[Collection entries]

###

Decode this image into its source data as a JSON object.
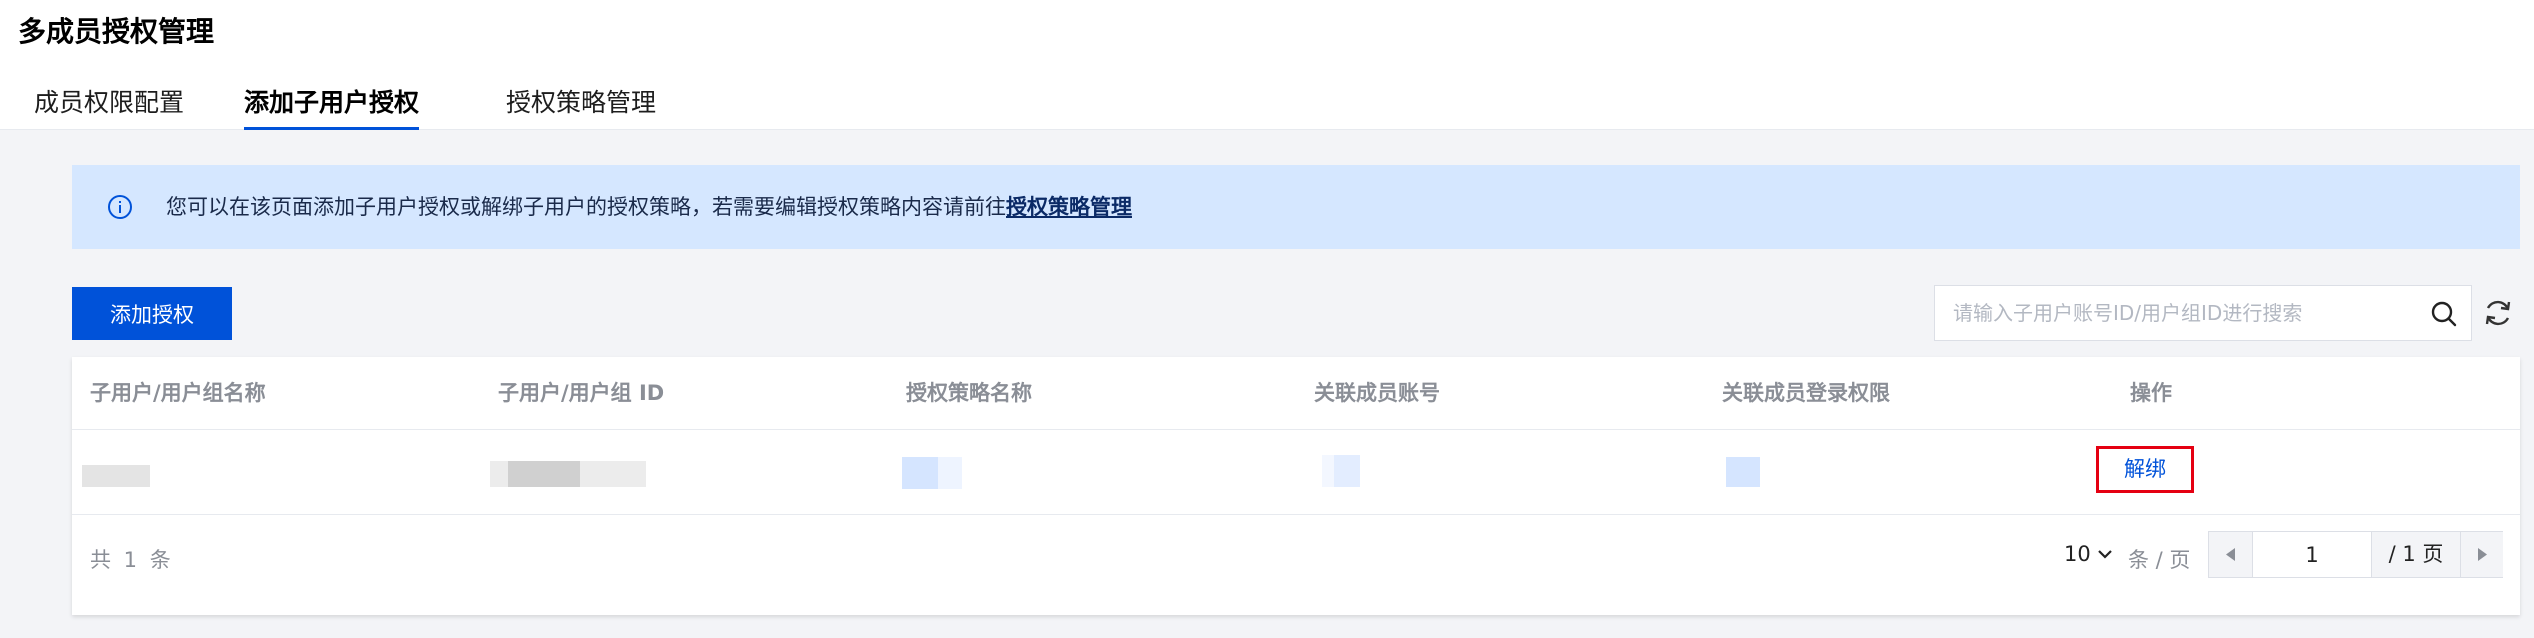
{
  "page": {
    "title": "多成员授权管理"
  },
  "tabs": [
    {
      "label": "成员权限配置",
      "active": false
    },
    {
      "label": "添加子用户授权",
      "active": true
    },
    {
      "label": "授权策略管理",
      "active": false
    }
  ],
  "notice": {
    "text": "您可以在该页面添加子用户授权或解绑子用户的授权策略，若需要编辑授权策略内容请前往",
    "link": "授权策略管理",
    "icon": "info-icon"
  },
  "toolbar": {
    "add_label": "添加授权",
    "search_placeholder": "请输入子用户账号ID/用户组ID进行搜索"
  },
  "table": {
    "columns": [
      "子用户/用户组名称",
      "子用户/用户组 ID",
      "授权策略名称",
      "关联成员账号",
      "关联成员登录权限",
      "操作"
    ],
    "rows": [
      {
        "action": "解绑"
      }
    ]
  },
  "footer": {
    "total": "共 1 条",
    "page_size": "10",
    "per_page_label": "条 / 页",
    "current_page": "1",
    "total_pages_label": "/ 1 页"
  },
  "colors": {
    "primary": "#0052d9",
    "notice_bg": "#d5e7ff",
    "highlight": "#e50012"
  }
}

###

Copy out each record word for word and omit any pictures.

* Your solution:
Decode this image into its source data as a JSON object.
{
  "page": {
    "title": "多成员授权管理"
  },
  "tabs": [
    {
      "label": "成员权限配置",
      "active": false
    },
    {
      "label": "添加子用户授权",
      "active": true
    },
    {
      "label": "授权策略管理",
      "active": false
    }
  ],
  "notice": {
    "text": "您可以在该页面添加子用户授权或解绑子用户的授权策略，若需要编辑授权策略内容请前往",
    "link": "授权策略管理",
    "icon": "info-icon"
  },
  "toolbar": {
    "add_label": "添加授权",
    "search_placeholder": "请输入子用户账号ID/用户组ID进行搜索"
  },
  "table": {
    "columns": [
      "子用户/用户组名称",
      "子用户/用户组 ID",
      "授权策略名称",
      "关联成员账号",
      "关联成员登录权限",
      "操作"
    ],
    "rows": [
      {
        "action": "解绑"
      }
    ]
  },
  "footer": {
    "total": "共 1 条",
    "page_size": "10",
    "per_page_label": "条 / 页",
    "current_page": "1",
    "total_pages_label": "/ 1 页"
  },
  "colors": {
    "primary": "#0052d9",
    "notice_bg": "#d5e7ff",
    "highlight": "#e50012"
  }
}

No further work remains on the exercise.